Are Medicines Safe in Pregnancy?
I’m pregnant and I have a pre-existing condition, like epilepsy or diabetes. Are my medications safe to take during my pregnancy?
The likelihood is, if you have a pre-existing condition during pregnancy, you’ll have discussed this with your doctor before becoming pregnant, to weigh up the risks. If your pregnancy is unplanned, consult your doctor now, to talk through your options. He/she will consider the risks of continuing to take medication and balance them with the risks of an untreated condition.
How will I know if any medication I take is safe?
Research has been carried out on some medications – eg penicillin – to determine their safety, but for the majority, this hasn’t been possible – medications can’t be tested on pregnant women, after all. So, in general doctors will not prescribe any medication for pregnant women unless they are certain that the benefits outweigh any potential risks.
Your baby is most vulnerable during the first three months of pregnancy as this trimester is a period of very rapid development for the fetus. Unless you have a pre-existing condition, in which case you’ll be in regular contact with your doctor, try not to take medication at this time.
I’m pregnant and I have a headache…
Many headaches in pregnancy are due to the rush of pregnancy hormones, particularly in the first trimester and should fade as your pregnancy progresses. If you find you need to take a painkiller, Paracetamol is generally considered to be the safest in pregnancy, though very regular use has been linked to wheezing in the children after birth. Don’t take aspirin though – it’s not safe in pregnancy.
I’m pregnant and I have a migraine…
If you suffer from regular migraines, talk to your doctor, as some migraine medication is suitable for pregnant women. Have you tried acupuncture? Many women have found this to be very effective in pregnancy.
I’m pregnant and I have acne/other skin problems…
It’s best that you stop taking any acne/skin treatment medications before becoming pregnant – your doctor will advise you here. Roaccutane/accutane (Isotretinoin) is not safe to take in pregnancy.
I’m pregnant and I have an infection…
Penicillin is generally considered safe to treat infections in pregnancy, but your doctor will advise you here and prescribe accordingly. Some antibiotics can cause problems if taken in pregnancy, for example, tetracyclines, which can cause tooth discolouration and slow down bone growth. Other antibiotics can damage the inner ear causing deafness in the fetus.
I’m pregnant and I’m on antidepressants…

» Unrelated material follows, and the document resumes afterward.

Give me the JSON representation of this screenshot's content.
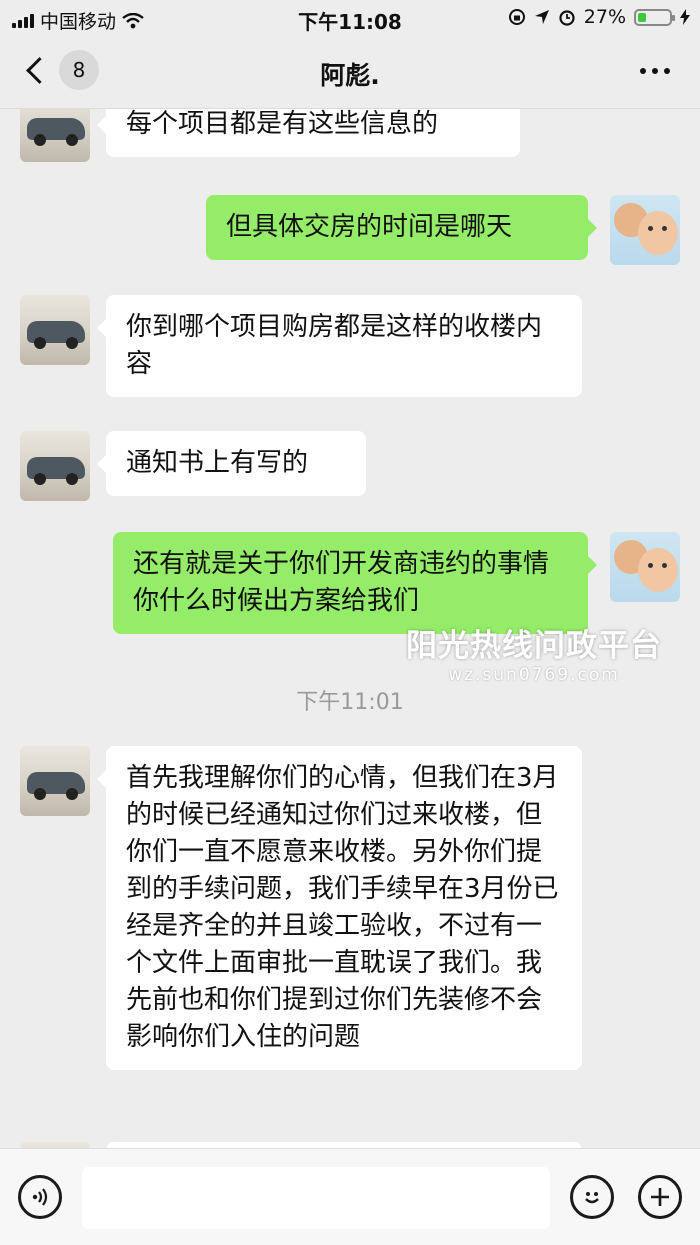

You and your healthcare provider will need to weigh the risks of treating your depression during pregnancy with antidepressants versus the risks of not treating you, at a time when you might be more vulnerable than usual. It’s important to weigh these risks carefully. Certain tricyclics and SSRIs are considered safer than others or other types of medication, so discuss your concerns with your doctor.
I’m pregnant and I have heartburn/a cold/a cough.
Talk to your pharmacist, who’ll advise you which over-the-counter antacids or cough mixtures are considered suitable for use in pregnancy. If you have persistent heartburn, you might find eating small, regular meals helpful. If you have a cold, not much helps, as you’ll probably know! Drink lots of fluids and if you’re very congested, discuss with your doctor.
I’ve heard that natural remedies are safe to use during pregnancy. Is that right?
It depends. Again,often there isn’t enough research to know for sure. ‘Natural’ can mean a lot of things, too – from resting, eating regularly and drinking lots of fluid for headaches, to consulting an acupuncturist! The important is to consult properly licensed practitioners in any field, and to always talk to your doctor first.
‘Natural’ doesn’t always mean safe and you should avoid the following herbal remedies: Arbor vitae, Beth root, Black cohosh, Blue cohosh, Cascara, Chaste tree berry, Chinese angelica (Dong Quai), Cinchona, Cotton root bark, Feverfew, Ginseng, Golden seal, Juniper, Kava kava, Licorice, Meadow saffron, Pennyroyal, Poke root, Rue, Sage, St. John’s wort, Senna, Tansy, White peony, Wormwood, Yarrow, Yellow dock, vitamin A (large doses can cause birth defects). aromatherapy essential oils: calamus, mugwort, pennyroyal, sage, wintergreen, basil, hyssop, myrrh, marjoram, and thyme.
Always talk to your doctor before taking any medication, herbal preparations, vitamins or food supplements in pregnancy.